As it stands, BT and EE own 45 percent of the "immediately useable" UK spectrum, which is mobile connectivity that can be deployed right away. Vodafone has 28 percent, while O2 and Three own 15 percent and 12 percent respectively. Regardless of what happens in the auction next year, BT and EE's share of useable spectrum will fall from 45 percent to 42 percent as a result of Ofcom's block.
The good news for BT and EE is that there won't be any limits placed on the 3.4 GHz band. That's because this part of the spectrum can't immediately be deployed and is earmarked for the development of 5G services. The idea is to let operators acquire spectrum early so they can begin advancing and testing the next standard in mobile networking.
In a statement, EE said that the block is unwarranted: "While we don't agree that competition measures should be introduced for this auction, we will now examine Ofcom's detailed proposal carefully and respond to the consultation. We are unique in our ambition to expand 4G coverage to 95% of the UK's landmass by 2020, further than any other UK network has done, and will continue to use our spectrum and network to ensure UK consumers benefit from being at mobile technology's leading edge."
Although Ofcom first announced plans for the auction in November 2014, the process has been beset by delays. The original plan was to sell off the bands in late 2015, early 2016 but when Three owner Hutchison Whampoa tried (but ultimately failed) to buy O2, the auction was delayed again.
Three, which has pushed for spectrum caps for all providers in the past, had this to say:
"Ofcom exists to promote competition and protect consumers but it has once again shown it is not willing to make the big decisions needed to deliver the best outcome for the UK. It has allowed BT and Vodafone to stockpile valuable mobile airwaves and put genuine choice for consumers at risk. It made empty promises to the European Commission that it would tackle this issue but it doesn't have the courage to do so.
"The mobile industry is failing customers and Ofcom has showed it has no interest in addressing that. A 30% cap on total spectrum ownership and a spectrum reservation for smaller operators are the only measures that will preserve competition for the benefit of UK mobile consumers."

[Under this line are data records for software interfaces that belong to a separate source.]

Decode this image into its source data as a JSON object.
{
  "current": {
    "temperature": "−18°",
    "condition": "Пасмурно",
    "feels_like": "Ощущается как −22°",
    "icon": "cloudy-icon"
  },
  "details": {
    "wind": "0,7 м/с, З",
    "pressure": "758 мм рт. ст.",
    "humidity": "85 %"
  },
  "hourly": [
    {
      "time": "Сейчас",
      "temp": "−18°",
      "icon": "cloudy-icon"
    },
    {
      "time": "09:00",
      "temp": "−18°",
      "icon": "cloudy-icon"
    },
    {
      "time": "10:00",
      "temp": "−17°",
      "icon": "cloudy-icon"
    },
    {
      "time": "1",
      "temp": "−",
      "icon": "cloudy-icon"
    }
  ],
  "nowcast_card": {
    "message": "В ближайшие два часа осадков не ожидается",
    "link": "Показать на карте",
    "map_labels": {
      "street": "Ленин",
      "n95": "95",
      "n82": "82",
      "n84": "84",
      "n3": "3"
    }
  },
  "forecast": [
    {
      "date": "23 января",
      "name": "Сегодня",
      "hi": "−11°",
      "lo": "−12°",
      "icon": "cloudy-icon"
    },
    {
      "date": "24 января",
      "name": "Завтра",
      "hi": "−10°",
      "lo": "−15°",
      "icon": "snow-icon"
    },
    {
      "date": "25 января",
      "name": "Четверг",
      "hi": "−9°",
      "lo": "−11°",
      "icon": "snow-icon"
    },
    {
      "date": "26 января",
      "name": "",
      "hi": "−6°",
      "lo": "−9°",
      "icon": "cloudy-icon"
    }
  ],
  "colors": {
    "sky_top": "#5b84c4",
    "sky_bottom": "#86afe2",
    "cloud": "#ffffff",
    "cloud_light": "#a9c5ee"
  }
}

When the 2.3 GHz allocation is made available, more carriers will be able to offer speeds of up to 450 Mbps. Newer iPhones and Samsung devices already cater for Cat 9 bands, but device makers are already beginning to include support for faster 4G in new devices as standard.